so I take it one day at a time. I'm spending quality time with my kids. Trying to sleep better. had that weekend beach trip I needed. Taking in some good Meditative thoughts. Practicing mindfulness. Utilizing people who are here for me instead of feeling bad asking for help.
First, I don't feel my needs are as important as others. I am working on this by realizing that when I do this to myself, I'm also doing this to my kids. In realizing that their needs were being put second along with mine, I have been able to work through some of this.
Second, I don't like disapproval. I don't like thinking someone is upset with me. That goes back a long way and has a lot to do with rarely being able to have my voice heard and keeping silent about my abuse.

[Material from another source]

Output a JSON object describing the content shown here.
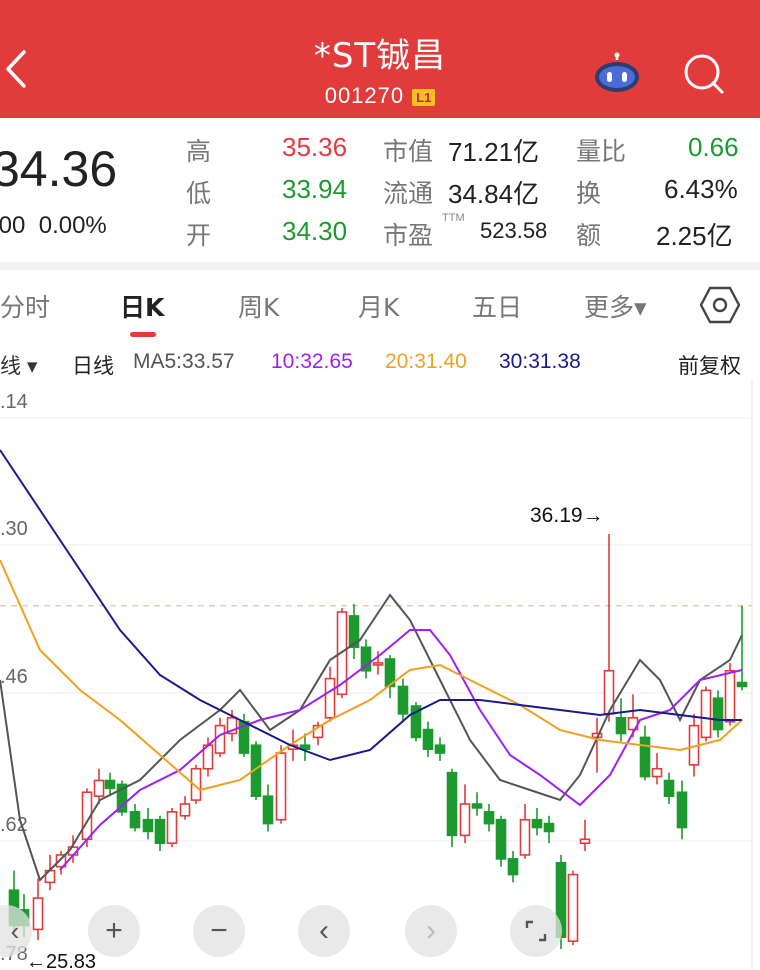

Intherapy I am working on ways to say no, especially when it comes to taking care of my needs. Trying to say no and not feel bad or "taking it back" takes work too.
like I said. One day at a time.
Hi Tracy, it's really good to see you back on here
I'm really sorry to read that you've been having such a tough time with your depression, but feel so proud of you for being able to see that something had to change in the way that you put your own needs second best to everyone else's.
As you already know, we're not dissimilar in some of our ways and elements of our backgrounds, so I can relate to how natural it has become to you to feel like everyone else needs to have their needs taken care of before your own needs even register...in our younger years it was key to our survival, but as an adult, whilst we don't particularly want to create bad feeling between ourselves and people we care about, we're not dependent upon them anymore for our survival, and we can actually cope without them if needs be ...and we need to remember that.
I've found that over time, a lot of people do start to come to terms and respect the changes you make, some don't, but then, they are the ones we probably need to protect ourselves from the most anyway, and so the benefits of limited or reduced contact usually outweigh the loss.
Stay strong Tracy - it's not an easy part of the journey, but it's definitely a worthwhile one! xxx